I learned an interesting fact about Apollo 11 recently while reading volume 2 of Bill Bennett’s America, The Last Best Hope. Surveying American history, Bennett writes about the moon landing and includes the fact that Aldrin conducted a mini communion ceremony in the Lunar Module upon their landing. He brought wine and bread with him. He poured the wine into a cup and broke the bread. He asked for silence from Mission Control so he could pray.
I Googled Aldrin to learn more. Evidently, it is a true story but nothing was said about it at the time because NASA was all ready in trouble for allowing Apollo 8 Astronauts to pray aloud as they circled the moon on Christmas Eve in 1968. I remember that space flight too. In fact, my mother gave me a plaque that displays one of the prayers the astronauts said that evening. NASA was sued by atheists who protested government dollars funding any public display of religion.
Personally, I can’t think of anything more natural upon landing on a new world than celebrating communion.
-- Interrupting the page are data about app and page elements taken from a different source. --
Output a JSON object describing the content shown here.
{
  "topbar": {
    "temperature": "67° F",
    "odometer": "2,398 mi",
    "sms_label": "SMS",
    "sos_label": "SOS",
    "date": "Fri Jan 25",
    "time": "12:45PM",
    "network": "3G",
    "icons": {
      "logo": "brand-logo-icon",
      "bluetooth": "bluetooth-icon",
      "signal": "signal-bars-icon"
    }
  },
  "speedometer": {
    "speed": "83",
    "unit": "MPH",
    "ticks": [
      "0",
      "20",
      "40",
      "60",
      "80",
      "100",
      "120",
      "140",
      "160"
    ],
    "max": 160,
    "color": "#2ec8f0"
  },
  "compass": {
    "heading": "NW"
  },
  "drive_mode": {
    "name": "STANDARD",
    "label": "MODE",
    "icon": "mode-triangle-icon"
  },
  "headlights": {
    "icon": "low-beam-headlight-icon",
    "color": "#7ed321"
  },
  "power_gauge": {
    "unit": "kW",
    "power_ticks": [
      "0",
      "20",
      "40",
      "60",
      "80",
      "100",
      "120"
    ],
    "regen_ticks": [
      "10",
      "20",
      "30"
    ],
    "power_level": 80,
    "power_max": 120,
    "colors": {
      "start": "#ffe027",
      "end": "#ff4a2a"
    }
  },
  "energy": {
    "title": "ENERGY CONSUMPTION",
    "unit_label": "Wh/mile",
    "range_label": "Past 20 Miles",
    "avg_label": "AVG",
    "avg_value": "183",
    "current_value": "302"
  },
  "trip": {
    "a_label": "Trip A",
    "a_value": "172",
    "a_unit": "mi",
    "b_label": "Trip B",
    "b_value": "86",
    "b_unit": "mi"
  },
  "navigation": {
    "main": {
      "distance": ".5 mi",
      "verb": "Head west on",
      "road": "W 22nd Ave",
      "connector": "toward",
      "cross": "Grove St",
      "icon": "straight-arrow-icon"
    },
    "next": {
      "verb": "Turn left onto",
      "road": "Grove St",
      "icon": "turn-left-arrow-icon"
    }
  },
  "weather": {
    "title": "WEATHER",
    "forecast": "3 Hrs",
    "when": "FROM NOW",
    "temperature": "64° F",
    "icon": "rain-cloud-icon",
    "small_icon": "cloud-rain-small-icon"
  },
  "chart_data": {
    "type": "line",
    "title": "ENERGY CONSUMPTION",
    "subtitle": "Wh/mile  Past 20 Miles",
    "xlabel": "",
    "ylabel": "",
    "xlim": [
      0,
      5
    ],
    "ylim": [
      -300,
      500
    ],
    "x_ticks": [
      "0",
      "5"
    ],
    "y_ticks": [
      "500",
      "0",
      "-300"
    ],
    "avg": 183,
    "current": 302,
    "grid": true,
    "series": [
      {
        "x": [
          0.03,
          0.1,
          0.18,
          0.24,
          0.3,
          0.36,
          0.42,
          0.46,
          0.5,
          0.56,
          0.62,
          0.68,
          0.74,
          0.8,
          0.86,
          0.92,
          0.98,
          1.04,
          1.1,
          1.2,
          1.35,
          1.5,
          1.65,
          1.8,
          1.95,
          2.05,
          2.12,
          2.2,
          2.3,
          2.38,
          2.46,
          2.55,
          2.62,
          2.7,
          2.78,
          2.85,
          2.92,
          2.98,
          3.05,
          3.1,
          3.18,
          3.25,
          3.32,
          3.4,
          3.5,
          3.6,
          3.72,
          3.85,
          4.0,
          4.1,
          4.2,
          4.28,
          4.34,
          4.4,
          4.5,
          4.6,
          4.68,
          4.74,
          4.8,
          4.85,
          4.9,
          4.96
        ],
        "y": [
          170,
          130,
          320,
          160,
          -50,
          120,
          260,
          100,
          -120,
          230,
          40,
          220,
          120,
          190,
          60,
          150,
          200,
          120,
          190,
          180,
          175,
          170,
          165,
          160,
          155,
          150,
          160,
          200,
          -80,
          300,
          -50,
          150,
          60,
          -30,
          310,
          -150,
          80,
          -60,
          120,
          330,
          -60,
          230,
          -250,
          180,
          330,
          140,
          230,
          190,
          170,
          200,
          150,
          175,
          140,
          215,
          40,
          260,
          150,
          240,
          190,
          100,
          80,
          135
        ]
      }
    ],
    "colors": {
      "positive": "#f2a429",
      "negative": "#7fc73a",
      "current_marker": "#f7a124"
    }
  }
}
That’s exactly what Noah did after the flood when the ark finally settled on land. (Gen. 8:20)
The internet research I did identified Aldrin as Presbyterian. I don’t know the theology Presbyterians bring to communion, but we Catholics call the communion ceremony Eucharist, which means “thanksgiving.” Noah was grateful for the new world, and so was Aldrin. It is a pity the lawyers prevented the ceremony from being broadcast to the entire world. Many people were very grateful for this moon landing – and all the opportunity it represented, all the hope it offered. I know I was, even to this day.
tMichaelB is the web site for Tom Bengtson, who writes about business, religion, family and politics.
- ► 2008 (27)
- ▼ July (7)
- ► 2006 (40)
- ► 2005 (46)